Security task forces communication in critical situations

Setting out to tackle real-world challenges in the fight against terrorism and crime, a team of researchers from the Fraunhofer Institute for Transportation and Infrastructure Systems IVI in Dresden and police officers have developed a new, future-ready technology for sharing information and coordinating in the field. The developers’ efforts have earned them the 2020 Joseph von Fraunhofer Prize. The solution has since been adopted throughout Germany on the merits of its great practical benefit and acceptance on the part of users.

Task forces face extreme challenges when responding to assassination attempts, terrorist attacks and hostage situations. These operations pose grave dangers and demand consummate professionalism from security forces. They need excellent technical equipment to rise to the occasion. “Emergency responders are under tremendous strain in situations like this – after all, this is about protecting the public,” says Sven Mewes, Commissioner of the State Office of Criminal Investigation in Saxony. “That’s why it is so crucial to have secure technology that enables emergency services to share information with one another, yet is easy to operate even under great psychological pressure.”

Dr. Kamen Danowski from the Dresden Fraunhofer Institute for Transportation and Infrastructure Systems IVI and Frank-Michael Löst from the State Office of Criminal Investigation in Saxony jointly developed such technology. They have garnered the Joseph von Fraunhofer Prize for their achievement. The jury was particularly impressed by the societal relevance of the work.

The system grows with the flow

“Until this new technology was rolled out, we police task forces had to rely on communication by radio and phone. The Fraunhofer solution is future-oriented and presents unprecedented possibilities for sharing complex information during operations and for coordinating actions. What is more, it also supports fast and reliable communication among states and government agencies,” says Löst.

Asked about the recipe for success, all sides agree: Expertise is one key ingredient; the other is that the researchers and police have found the best way of working together. “We live by the code of partnership rather than mere cooperation. The technology side has to understand the tactical side and vice versa – and that works brilliantly in this case,” says Mewes. Kamen Danowski adds, “We are delighted with the high level of acceptance and positive feedback. Our very close collaboration has enabled task forces to have a hand in shaping our development work. This way, we can transfer research results into practical applications, on target and quickly.” This joint effort yields new ideas and concepts for the development team to implement step by step. New functions required by task forces are delivered in coordinated cycles.

Great acceptance gives rise to a nationwide standard

Several German states have since adopted the technology launched in Saxony.
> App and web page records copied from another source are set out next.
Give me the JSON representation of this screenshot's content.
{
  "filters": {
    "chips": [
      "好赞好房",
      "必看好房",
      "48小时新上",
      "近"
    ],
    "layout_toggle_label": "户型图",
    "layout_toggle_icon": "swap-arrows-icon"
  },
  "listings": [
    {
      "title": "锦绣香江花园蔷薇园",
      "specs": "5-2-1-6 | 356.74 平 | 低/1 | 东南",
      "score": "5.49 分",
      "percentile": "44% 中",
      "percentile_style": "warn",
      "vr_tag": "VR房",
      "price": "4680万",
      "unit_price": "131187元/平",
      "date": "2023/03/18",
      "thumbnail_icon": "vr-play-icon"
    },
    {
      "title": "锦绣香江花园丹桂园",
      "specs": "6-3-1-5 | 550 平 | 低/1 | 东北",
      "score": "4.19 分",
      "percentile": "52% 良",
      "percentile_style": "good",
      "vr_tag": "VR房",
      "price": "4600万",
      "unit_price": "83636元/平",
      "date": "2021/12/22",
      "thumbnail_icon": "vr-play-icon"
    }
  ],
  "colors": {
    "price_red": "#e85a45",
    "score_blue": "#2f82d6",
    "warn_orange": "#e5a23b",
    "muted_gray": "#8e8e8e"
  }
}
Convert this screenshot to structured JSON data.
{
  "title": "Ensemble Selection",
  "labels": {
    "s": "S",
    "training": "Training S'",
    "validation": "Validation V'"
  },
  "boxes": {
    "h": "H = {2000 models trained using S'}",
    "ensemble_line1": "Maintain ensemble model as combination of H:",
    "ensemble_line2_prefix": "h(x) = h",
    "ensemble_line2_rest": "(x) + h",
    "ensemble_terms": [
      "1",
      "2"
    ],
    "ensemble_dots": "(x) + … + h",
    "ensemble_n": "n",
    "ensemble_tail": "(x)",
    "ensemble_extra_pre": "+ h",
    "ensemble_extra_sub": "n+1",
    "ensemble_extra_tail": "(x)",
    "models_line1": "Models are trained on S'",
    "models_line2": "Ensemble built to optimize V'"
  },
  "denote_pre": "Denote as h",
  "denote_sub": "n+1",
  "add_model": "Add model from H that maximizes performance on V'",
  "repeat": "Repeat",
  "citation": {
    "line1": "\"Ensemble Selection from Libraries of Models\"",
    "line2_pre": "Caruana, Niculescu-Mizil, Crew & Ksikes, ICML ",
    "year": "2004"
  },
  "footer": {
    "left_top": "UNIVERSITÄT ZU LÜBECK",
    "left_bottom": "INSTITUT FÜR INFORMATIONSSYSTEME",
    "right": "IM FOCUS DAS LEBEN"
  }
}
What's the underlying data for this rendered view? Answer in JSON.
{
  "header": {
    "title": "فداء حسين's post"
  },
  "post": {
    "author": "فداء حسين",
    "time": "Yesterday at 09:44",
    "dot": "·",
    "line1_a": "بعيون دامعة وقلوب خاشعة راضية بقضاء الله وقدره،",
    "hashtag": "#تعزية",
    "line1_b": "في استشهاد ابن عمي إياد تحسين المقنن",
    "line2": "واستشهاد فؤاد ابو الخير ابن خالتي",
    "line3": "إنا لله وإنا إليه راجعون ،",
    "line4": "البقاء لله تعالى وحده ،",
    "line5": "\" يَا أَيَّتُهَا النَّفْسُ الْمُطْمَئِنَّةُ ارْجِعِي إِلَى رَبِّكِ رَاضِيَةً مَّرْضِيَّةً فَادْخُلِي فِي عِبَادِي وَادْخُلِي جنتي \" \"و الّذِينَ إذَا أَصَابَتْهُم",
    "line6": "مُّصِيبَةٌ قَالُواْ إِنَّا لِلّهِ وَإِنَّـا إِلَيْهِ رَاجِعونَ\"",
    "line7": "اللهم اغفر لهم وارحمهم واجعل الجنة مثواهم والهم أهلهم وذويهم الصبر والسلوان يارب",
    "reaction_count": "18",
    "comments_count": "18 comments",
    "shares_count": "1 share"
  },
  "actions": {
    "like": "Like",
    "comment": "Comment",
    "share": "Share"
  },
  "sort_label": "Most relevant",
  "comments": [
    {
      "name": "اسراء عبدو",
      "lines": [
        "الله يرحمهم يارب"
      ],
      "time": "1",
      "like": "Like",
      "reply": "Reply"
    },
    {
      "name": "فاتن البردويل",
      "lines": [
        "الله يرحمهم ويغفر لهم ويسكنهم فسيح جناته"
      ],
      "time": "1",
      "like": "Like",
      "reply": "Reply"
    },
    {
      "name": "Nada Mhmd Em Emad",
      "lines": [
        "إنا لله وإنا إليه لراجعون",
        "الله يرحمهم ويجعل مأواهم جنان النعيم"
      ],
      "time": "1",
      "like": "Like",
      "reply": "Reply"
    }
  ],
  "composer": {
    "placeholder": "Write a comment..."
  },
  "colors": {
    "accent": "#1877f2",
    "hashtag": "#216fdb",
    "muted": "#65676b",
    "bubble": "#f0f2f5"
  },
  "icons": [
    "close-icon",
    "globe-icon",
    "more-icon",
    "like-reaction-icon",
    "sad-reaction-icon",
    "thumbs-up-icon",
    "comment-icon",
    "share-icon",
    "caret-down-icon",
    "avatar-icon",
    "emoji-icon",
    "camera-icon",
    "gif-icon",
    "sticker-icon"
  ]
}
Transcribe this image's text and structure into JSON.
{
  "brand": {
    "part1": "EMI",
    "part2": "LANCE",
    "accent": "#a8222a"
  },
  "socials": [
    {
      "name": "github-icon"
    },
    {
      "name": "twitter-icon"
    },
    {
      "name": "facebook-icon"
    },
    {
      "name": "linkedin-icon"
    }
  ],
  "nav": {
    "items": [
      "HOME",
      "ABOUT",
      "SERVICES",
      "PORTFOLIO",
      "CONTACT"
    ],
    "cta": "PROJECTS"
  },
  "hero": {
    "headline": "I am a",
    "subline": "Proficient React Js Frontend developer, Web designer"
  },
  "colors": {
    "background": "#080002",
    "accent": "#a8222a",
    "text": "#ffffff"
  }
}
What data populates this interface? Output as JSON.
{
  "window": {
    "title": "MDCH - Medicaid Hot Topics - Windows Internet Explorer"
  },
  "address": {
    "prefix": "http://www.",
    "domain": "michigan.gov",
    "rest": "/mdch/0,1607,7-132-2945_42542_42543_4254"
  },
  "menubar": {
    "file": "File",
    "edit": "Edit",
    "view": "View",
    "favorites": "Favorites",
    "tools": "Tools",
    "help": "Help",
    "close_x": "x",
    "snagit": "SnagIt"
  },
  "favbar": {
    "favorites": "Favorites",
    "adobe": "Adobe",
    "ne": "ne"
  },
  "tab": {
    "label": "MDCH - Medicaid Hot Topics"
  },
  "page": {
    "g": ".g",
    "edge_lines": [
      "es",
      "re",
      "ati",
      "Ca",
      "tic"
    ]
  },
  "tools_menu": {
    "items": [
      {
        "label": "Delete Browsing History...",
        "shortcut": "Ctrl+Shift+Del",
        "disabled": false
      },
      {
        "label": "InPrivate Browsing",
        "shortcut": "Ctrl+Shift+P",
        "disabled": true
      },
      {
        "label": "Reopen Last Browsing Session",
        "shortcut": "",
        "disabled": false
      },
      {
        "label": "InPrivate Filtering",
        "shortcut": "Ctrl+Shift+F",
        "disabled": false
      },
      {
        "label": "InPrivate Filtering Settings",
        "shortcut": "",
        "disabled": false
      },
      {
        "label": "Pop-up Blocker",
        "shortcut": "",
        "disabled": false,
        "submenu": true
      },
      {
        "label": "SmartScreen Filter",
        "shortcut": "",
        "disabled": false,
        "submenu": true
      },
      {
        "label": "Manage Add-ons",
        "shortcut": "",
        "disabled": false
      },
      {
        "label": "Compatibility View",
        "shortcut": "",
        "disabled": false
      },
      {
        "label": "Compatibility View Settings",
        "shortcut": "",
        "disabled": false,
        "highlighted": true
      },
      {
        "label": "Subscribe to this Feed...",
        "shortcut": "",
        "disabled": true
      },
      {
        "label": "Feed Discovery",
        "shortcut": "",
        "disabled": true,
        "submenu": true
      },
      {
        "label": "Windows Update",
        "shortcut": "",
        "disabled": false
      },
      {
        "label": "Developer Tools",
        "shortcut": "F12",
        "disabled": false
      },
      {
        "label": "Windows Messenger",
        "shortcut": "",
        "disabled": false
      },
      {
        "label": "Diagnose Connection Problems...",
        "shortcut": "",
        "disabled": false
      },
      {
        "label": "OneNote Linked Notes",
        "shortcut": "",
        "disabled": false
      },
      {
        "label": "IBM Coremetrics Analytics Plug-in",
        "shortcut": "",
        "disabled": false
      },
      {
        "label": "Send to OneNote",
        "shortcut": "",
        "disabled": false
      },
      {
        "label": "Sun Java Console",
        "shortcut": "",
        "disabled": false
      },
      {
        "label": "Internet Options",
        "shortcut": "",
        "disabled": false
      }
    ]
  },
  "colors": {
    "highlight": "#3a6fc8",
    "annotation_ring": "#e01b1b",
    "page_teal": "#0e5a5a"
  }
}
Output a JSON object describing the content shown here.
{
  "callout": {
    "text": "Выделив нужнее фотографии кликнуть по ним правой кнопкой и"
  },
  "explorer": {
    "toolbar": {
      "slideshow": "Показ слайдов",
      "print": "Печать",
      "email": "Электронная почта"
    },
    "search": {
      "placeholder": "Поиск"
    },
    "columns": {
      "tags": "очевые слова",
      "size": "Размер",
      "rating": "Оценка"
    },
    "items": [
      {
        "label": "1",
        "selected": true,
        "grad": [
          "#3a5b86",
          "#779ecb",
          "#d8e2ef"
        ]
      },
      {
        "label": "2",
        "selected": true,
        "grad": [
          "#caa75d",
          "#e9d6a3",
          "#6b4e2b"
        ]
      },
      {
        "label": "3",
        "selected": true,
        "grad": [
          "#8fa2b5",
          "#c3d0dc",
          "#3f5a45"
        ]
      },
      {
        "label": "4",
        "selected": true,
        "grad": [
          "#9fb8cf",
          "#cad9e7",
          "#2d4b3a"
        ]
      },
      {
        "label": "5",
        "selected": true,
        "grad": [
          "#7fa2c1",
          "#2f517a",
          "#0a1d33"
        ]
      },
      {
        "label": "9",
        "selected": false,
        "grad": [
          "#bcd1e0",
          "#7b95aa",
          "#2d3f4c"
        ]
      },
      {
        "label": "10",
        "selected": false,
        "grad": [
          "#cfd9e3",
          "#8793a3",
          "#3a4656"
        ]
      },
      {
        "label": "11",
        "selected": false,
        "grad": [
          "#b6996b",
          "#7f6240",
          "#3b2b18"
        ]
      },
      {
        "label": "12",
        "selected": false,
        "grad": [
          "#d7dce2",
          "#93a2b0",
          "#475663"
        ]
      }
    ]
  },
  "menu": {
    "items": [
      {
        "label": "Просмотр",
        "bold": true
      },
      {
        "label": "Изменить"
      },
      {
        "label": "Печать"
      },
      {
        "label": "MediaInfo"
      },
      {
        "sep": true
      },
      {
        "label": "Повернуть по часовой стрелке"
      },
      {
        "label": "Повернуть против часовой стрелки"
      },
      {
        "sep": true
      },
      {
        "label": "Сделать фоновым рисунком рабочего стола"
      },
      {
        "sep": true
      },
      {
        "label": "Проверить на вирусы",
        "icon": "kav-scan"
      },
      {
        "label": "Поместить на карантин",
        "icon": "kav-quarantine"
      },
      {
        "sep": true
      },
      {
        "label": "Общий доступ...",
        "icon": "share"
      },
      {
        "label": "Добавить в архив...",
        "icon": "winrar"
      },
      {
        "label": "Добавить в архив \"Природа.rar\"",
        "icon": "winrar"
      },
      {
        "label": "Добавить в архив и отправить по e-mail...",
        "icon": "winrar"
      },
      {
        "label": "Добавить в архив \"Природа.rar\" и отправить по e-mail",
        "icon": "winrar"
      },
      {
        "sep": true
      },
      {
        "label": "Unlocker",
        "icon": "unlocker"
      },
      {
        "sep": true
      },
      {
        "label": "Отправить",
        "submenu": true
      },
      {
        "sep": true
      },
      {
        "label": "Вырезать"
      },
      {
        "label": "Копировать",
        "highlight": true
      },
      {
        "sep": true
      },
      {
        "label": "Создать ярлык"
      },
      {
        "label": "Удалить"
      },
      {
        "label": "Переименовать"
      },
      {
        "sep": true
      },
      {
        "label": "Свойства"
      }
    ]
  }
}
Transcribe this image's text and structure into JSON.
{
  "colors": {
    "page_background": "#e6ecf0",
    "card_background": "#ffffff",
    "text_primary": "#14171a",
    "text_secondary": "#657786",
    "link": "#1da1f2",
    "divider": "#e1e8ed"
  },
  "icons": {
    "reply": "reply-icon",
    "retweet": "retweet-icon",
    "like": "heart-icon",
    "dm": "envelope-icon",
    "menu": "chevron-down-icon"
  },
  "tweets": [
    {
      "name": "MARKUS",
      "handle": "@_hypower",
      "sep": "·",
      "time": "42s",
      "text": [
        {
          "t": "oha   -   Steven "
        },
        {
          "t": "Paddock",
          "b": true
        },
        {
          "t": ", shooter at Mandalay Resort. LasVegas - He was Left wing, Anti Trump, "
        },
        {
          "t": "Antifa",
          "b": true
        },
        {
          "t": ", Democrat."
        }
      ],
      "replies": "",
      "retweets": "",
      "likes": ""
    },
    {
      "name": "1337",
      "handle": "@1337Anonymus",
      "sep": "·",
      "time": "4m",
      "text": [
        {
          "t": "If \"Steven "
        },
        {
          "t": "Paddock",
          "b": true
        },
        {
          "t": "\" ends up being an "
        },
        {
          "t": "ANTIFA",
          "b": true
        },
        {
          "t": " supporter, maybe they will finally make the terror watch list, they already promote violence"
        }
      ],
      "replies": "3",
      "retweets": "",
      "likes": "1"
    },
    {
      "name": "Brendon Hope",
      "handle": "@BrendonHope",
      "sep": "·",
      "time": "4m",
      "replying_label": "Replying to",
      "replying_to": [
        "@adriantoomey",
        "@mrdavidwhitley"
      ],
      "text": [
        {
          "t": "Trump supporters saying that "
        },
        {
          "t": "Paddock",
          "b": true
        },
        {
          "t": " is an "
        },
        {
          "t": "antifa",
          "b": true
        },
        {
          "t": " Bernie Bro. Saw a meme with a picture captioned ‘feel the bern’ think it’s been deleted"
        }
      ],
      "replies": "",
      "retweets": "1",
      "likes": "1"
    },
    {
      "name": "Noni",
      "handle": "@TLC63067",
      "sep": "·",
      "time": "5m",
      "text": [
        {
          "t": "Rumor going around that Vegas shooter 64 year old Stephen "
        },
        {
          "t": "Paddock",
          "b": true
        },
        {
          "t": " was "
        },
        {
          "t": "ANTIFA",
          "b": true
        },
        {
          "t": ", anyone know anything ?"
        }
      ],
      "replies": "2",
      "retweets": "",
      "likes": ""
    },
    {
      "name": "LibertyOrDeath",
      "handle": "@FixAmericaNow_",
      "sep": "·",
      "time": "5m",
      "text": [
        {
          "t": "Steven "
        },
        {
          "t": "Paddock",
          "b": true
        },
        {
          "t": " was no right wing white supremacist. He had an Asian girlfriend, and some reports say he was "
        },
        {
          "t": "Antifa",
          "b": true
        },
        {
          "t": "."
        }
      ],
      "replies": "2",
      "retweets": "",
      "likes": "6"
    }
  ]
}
It is on its way to becoming a nationwide standard. “From the very beginning, we have coordinated our development activities with allied agencies in several German states and won them over as cooperation partners and users,” says Löst.

Fraunhofer IVI has been developing solutions for internal security since 2003, mainly control and communication systems. Working closely with users, the focus is very much on translating these developments directly into real-world applications. Their partners and users are the decision-makers and personnel staffing police task forces, fire departments, and emergency and disaster relief services.

Source: Fraunhofer Awards 2020 (

Fraunhofer Institute for Transportation and Infrastructure Systems IVI (